The measure of the damage, its extent and remedial treatments has been studied since a long time using the API linear flow cell and filtration tests. However, the results obtained with this equipment do not allow an effective quantification that could be applied directly to the field mainly because of the test geometry.
In this study, a technique to quantify physically the damage has being evaluated, using a physical simulator composed by a X-ray transparent radial flow cell, hollow cylinder synthetic sand core sample saturated with mineral oil after full water saturation, the X-ray Computerized Tomography (CT) and a procedure to evaluate the permeability return. The invasion profile for water-base drilling fluid components were mapped after drilling simulation and the residual damage was quantified after an oil production period.
The results of this study showed that: permanent changes occurred on the porous media structure, which incorporated drilling fluids components at the grain and oil saturation was dramatically reduced. Both damages were not removed with the reverse flow of oil, generating a relative oil permeability reduction that was calculated in terms of mechanical skin associated.

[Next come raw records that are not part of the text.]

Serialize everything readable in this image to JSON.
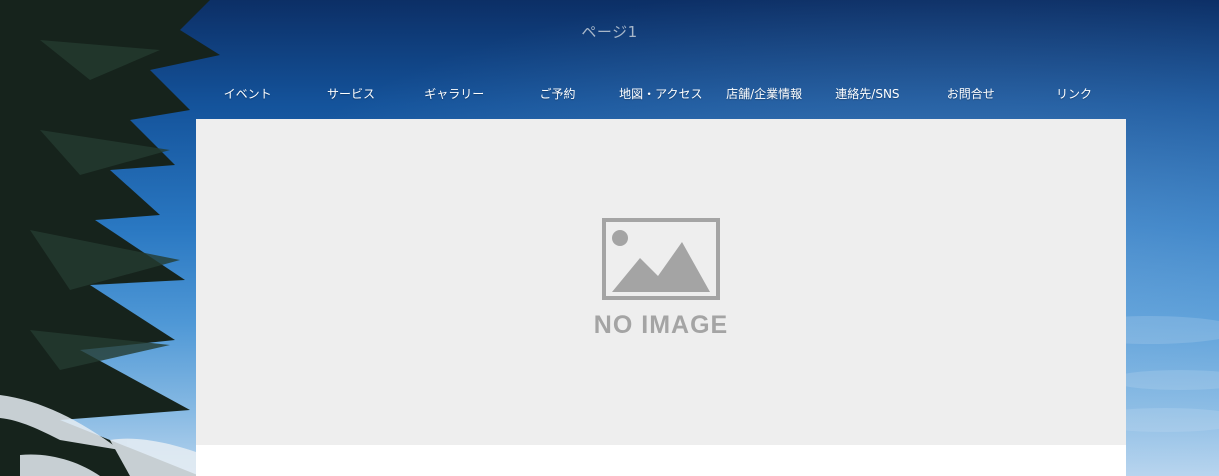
{
  "header": {
    "site_title": "ページ1"
  },
  "nav": {
    "items": [
      {
        "label": "イベント"
      },
      {
        "label": "サービス"
      },
      {
        "label": "ギャラリー"
      },
      {
        "label": "ご予約"
      },
      {
        "label": "地図・アクセス"
      },
      {
        "label": "店舗/企業情報"
      },
      {
        "label": "連絡先/SNS"
      },
      {
        "label": "お問合せ"
      },
      {
        "label": "リンク"
      }
    ]
  },
  "hero": {
    "placeholder_text": "NO IMAGE",
    "placeholder_icon": "image-placeholder-icon"
  },
  "colors": {
    "sky_top": "#0c2f66",
    "sky_bottom": "#b7d4ee",
    "nav_text": "#ffffff",
    "title_text": "#a8b7c9",
    "placeholder_bg": "#eeeeee",
    "placeholder_fg": "#a4a4a4"
  }
}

The resistance to flow and consequently increase of the differencial pressure needed for fluid drainage in a porous media is controlled by the porous geometry, fluid viscosity and fluid velocity. This relationship for linear or radial flow is well defined by the Darcy's law. An additional resistance to flow around the wellbore is given by changes in the porous size due to confinement forces or invation of particles or drilling fluid components. These changes will depend on the drilling, completion and production practices.
Van Everdigen 1 defined skin as the additional resistance to flow that reduces the capacity of production in oil wells. Hawkins 2 formulated a mathematical equation that relates the skin effect with the affected radius and permeability of the damage zone. Hurst 3 et al showed mathematically how to overcome the difficulties found in the application of negative skins. They assumed that the effective radius of the wellbore went larger than the radius of the well in subject and modified the existent mathematical solutions to include this effect. Also, a positive skin can be treated in the opposite way. Person 4 et al concluded that the skin damage for a formation around the wellbore in horizontal wells can severely reduce the production of gas, especially when the ratio between the length of the well and the surface of drainage is small and the vertical permeability is high. Parn-Anurak and Engler 5 developed a method that simulates the invasion of the drilling fluid in a two-phase system and evaluates the damage in the wellbore. The model proposed includes filtrate invasion, filtercake formation, and relative permeability components. The filtrate and filtercake models were developed based on the equations of mass balance and Darcy and the system was solved numerically to characterize filtrate invasion. The simulation results anticipate the distribution of filtrate, indicate the maximum depth of invasion and also the invasion profile for the drilling fluid components near the wellbore. The method improved the characterization of the filtrate and the damage estimation along a horizontal well.
The principal objective of this paper is to propose a methodology to evaluate the mechanical skin in a radial flow. The paper analyzes the damage generated by the invasion of a water based polymeric drilling fluid into the synthetic core samples and estimates the skin factor and the permeability reduction.